Jeffrey said...

PS. Ron, I'm beginning to think - based on your commenters - that I'm your only British reader.

Tandleman said...

I've always had a soft spot for maids*

* See Ron's photo

Ron Pattinson said...

Jeffrey, you're so behind the times. Faggots and Mild is what the young 'uns want.

Now Porter, you want tripe to go with that.

MentalDental said...

Or Chitterlings.

Oblivious said...

Ron is that tripe cooked in milk?

Ron Pattinson said...

Yep, tripe cooked in milk. Or something else. How do you cook tripe?

Gary Gillman said...

Well, another traditional English preparation. One of the typical ways is indeed milk, with onions. Jane Grigson, the late English food writer, had a no-nonsense appreciation of these rugged English dishes and reacted constantly in her book at what she felt was a genteel prejudice against many of these good old cheap foods. I recommend her Food In England, recently reissued in a new edition by her daughter Sophie Grigson, also a noted food writer.

Jane wasn't afraid to put down a trad English dish though, or a particular preparation, if she thought it was wanting. She considered milk and onions an "insipid" preparation for tripe and as I recall suggested a more robust French approach to the dish. She also deals in her book with udder and some other very old country preparations which she fearlessly considers on their merits (this in the 70's). And why not, aren't these things all relative? Why is foie gras the nec plus ultra and faggots (or New York chopped liver or whatever) is regarded as lesser?

An index of Ms. Grigson's influence is the number of restaurants in London which stress simple, traditional ingredients. The gastro-pub is indirectly her doing in my opinion. And before her Elizabeth David laid the groundwork (and more effectually in this regard Dorothy Hartley in Food In England, 1954).

Gary

Velky Al said...

Jeffrey - nope, there is at least one more here. Though I did marry an American.

Oblivious said...

I don't, but my parents used to cook it in milk

"Eddie Rowles" said...

A comment to a very old post but you'll be pleased to hear that the-man-formerly-known-as-Stonch had faggots from Dorset on the menu all this week.

We ordered three plates on Wed - only one was left so I graciously let my mate try them - they looked very good.

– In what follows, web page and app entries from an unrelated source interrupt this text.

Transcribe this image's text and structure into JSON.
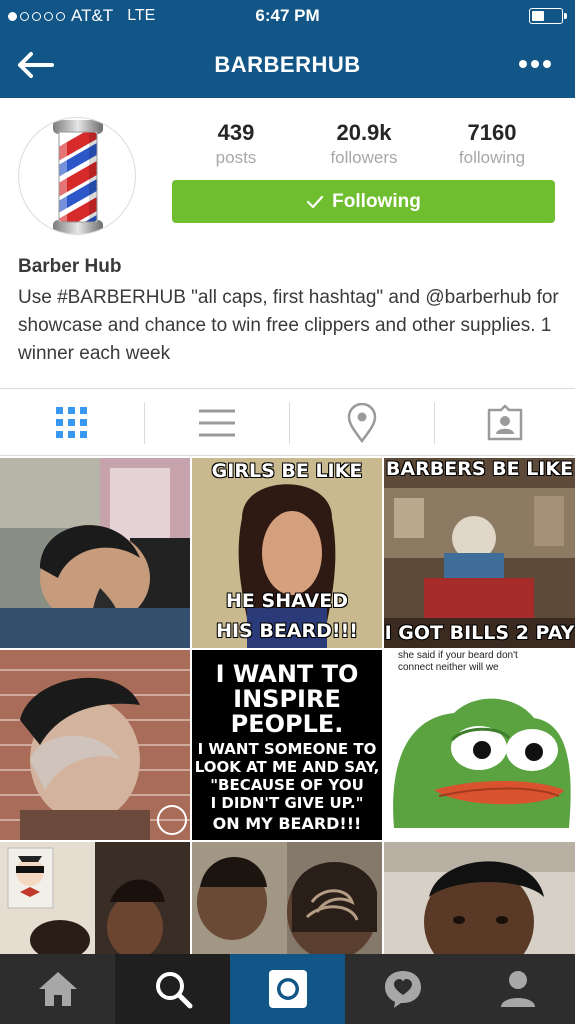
{
  "status_bar": {
    "carrier": "AT&T",
    "network": "LTE",
    "time": "6:47 PM",
    "signal_bars_filled": 1,
    "signal_bars_total": 5
  },
  "nav": {
    "title": "BARBERHUB",
    "back_icon": "arrow-left-icon",
    "more_icon": "more-dots-icon"
  },
  "profile": {
    "avatar_icon": "barber-pole-icon",
    "stats": [
      {
        "value": "439",
        "label": "posts"
      },
      {
        "value": "20.9k",
        "label": "followers"
      },
      {
        "value": "7160",
        "label": "following"
      }
    ],
    "follow_button_label": "Following",
    "follow_button_color": "#6fbe2f",
    "name": "Barber Hub",
    "bio": "Use #BARBERHUB \"all caps, first hashtag\" and @barberhub for showcase and chance to win free clippers and other supplies. 1 winner each week"
  },
  "view_tabs": [
    {
      "name": "grid-view",
      "icon": "grid-icon",
      "active": true
    },
    {
      "name": "list-view",
      "icon": "list-icon",
      "active": false
    },
    {
      "name": "map-view",
      "icon": "location-pin-icon",
      "active": false
    },
    {
      "name": "tagged-view",
      "icon": "tagged-photos-icon",
      "active": false
    }
  ],
  "posts": {
    "p2": {
      "top": "GIRLS BE LIKE",
      "bottom_1": "HE SHAVED",
      "bottom_2": "HIS BEARD!!!"
    },
    "p3": {
      "top": "BARBERS BE LIKE",
      "bottom": "I GOT BILLS 2 PAY"
    },
    "p5": {
      "l1": "I WANT TO",
      "l2": "INSPIRE",
      "l3": "PEOPLE.",
      "l4": "I WANT SOMEONE TO",
      "l5": "LOOK AT ME AND SAY,",
      "l6": "\"BECAUSE OF YOU",
      "l7": "I DIDN'T GIVE UP.\"",
      "l8": "ON MY BEARD!!!"
    },
    "p6": {
      "l1": "she said if your beard don't",
      "l2": "connect neither will we"
    }
  },
  "tab_bar": [
    {
      "name": "home",
      "icon": "home-icon"
    },
    {
      "name": "explore",
      "icon": "search-icon"
    },
    {
      "name": "camera",
      "icon": "camera-icon"
    },
    {
      "name": "activity",
      "icon": "activity-heart-icon"
    },
    {
      "name": "profile",
      "icon": "profile-icon"
    }
  ],
  "colors": {
    "brand_blue": "#125688",
    "active_tab_blue": "#3897f0",
    "tab_bar_bg": "#2d2d2d"
  }
}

Jeff says he is looking to get a regular supply of them so keep an eye open on future visits...

Ted

Ron Pattinson said...

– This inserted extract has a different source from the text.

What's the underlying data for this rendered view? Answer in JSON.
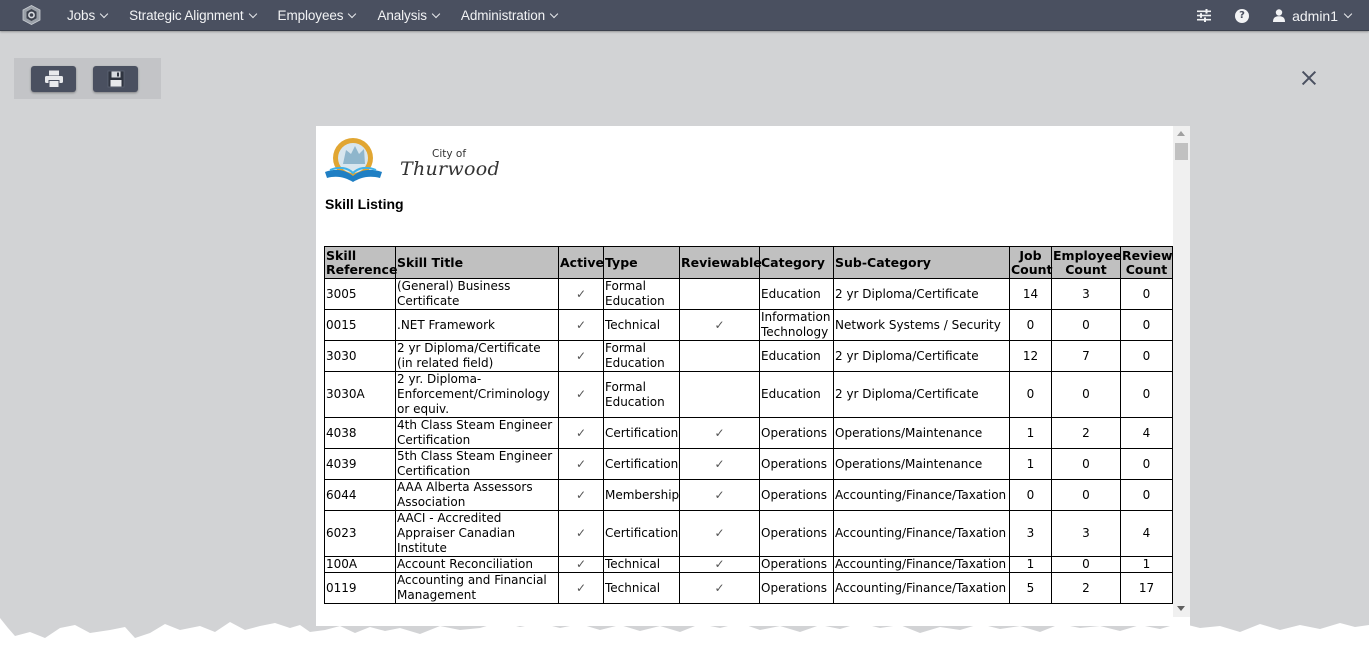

Ted, that's really good news. I hope Jeff has still them next time I'm in the Gunmakers.